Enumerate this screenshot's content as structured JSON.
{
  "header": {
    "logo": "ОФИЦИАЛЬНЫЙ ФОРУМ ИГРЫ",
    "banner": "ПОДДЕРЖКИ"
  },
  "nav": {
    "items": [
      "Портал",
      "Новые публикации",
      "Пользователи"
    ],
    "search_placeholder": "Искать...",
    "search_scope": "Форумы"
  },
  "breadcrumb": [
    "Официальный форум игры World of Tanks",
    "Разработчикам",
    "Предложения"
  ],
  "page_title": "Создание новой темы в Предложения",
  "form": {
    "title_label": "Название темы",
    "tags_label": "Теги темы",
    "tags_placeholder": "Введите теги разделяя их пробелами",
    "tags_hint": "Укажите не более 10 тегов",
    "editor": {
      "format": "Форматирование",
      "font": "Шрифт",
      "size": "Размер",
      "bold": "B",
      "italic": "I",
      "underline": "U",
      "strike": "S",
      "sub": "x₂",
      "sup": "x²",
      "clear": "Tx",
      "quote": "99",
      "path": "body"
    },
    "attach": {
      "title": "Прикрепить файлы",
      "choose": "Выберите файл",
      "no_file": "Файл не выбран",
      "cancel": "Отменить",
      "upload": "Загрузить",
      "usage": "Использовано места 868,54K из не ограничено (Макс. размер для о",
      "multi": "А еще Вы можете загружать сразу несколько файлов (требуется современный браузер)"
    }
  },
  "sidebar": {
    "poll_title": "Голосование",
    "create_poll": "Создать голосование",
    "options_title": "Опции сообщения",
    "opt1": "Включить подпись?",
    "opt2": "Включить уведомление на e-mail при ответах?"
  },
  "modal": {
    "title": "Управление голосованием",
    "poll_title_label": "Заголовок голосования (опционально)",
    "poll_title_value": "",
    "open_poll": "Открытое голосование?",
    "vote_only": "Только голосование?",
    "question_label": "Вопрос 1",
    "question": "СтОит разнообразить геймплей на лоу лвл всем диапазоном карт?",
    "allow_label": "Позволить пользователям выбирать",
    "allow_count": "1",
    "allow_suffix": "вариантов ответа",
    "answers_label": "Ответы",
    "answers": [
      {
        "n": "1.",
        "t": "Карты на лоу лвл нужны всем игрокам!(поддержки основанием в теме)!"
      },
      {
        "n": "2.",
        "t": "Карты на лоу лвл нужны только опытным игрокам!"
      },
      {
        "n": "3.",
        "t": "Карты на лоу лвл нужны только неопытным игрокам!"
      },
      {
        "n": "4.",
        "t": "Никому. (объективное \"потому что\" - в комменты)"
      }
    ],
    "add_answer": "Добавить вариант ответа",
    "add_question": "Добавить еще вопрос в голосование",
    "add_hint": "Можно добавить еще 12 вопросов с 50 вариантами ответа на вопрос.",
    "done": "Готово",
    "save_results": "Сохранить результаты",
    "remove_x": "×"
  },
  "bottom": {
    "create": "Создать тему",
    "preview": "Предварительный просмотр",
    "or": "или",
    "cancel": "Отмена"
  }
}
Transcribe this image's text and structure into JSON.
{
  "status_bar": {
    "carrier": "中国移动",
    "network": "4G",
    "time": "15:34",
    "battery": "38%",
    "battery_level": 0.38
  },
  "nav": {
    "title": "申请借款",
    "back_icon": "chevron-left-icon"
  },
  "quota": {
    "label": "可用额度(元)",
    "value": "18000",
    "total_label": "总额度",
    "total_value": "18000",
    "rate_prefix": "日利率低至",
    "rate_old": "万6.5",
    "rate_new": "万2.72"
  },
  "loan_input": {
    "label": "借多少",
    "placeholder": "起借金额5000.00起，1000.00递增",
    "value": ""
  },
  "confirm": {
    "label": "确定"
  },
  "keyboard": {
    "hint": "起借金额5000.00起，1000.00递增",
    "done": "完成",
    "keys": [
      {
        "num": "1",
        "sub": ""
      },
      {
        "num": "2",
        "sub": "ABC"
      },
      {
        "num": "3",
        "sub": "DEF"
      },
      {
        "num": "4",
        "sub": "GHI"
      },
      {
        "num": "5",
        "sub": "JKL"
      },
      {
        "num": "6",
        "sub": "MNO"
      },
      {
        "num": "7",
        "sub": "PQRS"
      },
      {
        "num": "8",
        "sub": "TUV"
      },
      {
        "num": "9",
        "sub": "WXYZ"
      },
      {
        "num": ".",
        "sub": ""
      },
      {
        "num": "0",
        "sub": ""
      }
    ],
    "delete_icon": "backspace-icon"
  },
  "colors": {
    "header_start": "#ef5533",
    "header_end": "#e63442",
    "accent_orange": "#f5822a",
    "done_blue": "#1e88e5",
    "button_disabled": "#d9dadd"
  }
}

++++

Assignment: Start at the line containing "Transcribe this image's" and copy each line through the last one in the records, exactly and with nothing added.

Response:
Transcribe this image's text and structure into JSON.
{
  "status_bar": {
    "carrier": "中国移动",
    "network": "4G",
    "time": "15:34",
    "battery": "38%",
    "battery_level": 0.38
  },
  "nav": {
    "title": "申请借款",
    "back_icon": "chevron-left-icon"
  },
  "quota": {
    "label": "可用额度(元)",
    "value": "18000",
    "total_label": "总额度",
    "total_value": "18000",
    "rate_prefix": "日利率低至",
    "rate_old": "万6.5",
    "rate_new": "万2.72"
  },
  "loan_input": {
    "label": "借多少",
    "placeholder": "起借金额5000.00起，1000.00递增",
    "value": ""
  },
  "confirm": {
    "label": "确定"
  },
  "keyboard": {
    "hint": "起借金额5000.00起，1000.00递增",
    "done": "完成",
    "keys": [
      {
        "num": "1",
        "sub": ""
      },
      {
        "num": "2",
        "sub": "ABC"
      },
      {
        "num": "3",
        "sub": "DEF"
      },
      {
        "num": "4",
        "sub": "GHI"
      },
      {
        "num": "5",
        "sub": "JKL"
      },
      {
        "num": "6",
        "sub": "MNO"
      },
      {
        "num": "7",
        "sub": "PQRS"
      },
      {
        "num": "8",
        "sub": "TUV"
      },
      {
        "num": "9",
        "sub": "WXYZ"
      },
      {
        "num": ".",
        "sub": ""
      },
      {
        "num": "0",
        "sub": ""
      }
    ],
    "delete_icon": "backspace-icon"
  },
  "colors": {
    "header_start": "#ef5533",
    "header_end": "#e63442",
    "accent_orange": "#f5822a",
    "done_blue": "#1e88e5",
    "button_disabled": "#d9dadd"
  }
}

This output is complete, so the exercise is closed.